= DIRECTIONS =
The records below should be set down in full, please, without any change.

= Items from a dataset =
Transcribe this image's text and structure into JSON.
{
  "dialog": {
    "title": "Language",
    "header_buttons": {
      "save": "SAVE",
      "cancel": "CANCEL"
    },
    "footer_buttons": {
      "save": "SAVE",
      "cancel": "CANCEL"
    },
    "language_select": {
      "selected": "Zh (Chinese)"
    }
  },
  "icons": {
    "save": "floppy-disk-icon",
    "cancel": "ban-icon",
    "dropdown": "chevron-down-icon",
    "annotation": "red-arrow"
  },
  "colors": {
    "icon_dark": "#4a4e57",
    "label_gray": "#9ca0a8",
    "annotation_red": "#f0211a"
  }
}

= YOUR RESPONSE =
Transcribe this image's text and structure into JSON.
{
  "dialog": {
    "title": "Language",
    "header_buttons": {
      "save": "SAVE",
      "cancel": "CANCEL"
    },
    "footer_buttons": {
      "save": "SAVE",
      "cancel": "CANCEL"
    },
    "language_select": {
      "selected": "Zh (Chinese)"
    }
  },
  "icons": {
    "save": "floppy-disk-icon",
    "cancel": "ban-icon",
    "dropdown": "chevron-down-icon",
    "annotation": "red-arrow"
  },
  "colors": {
    "icon_dark": "#4a4e57",
    "label_gray": "#9ca0a8",
    "annotation_red": "#f0211a"
  }
}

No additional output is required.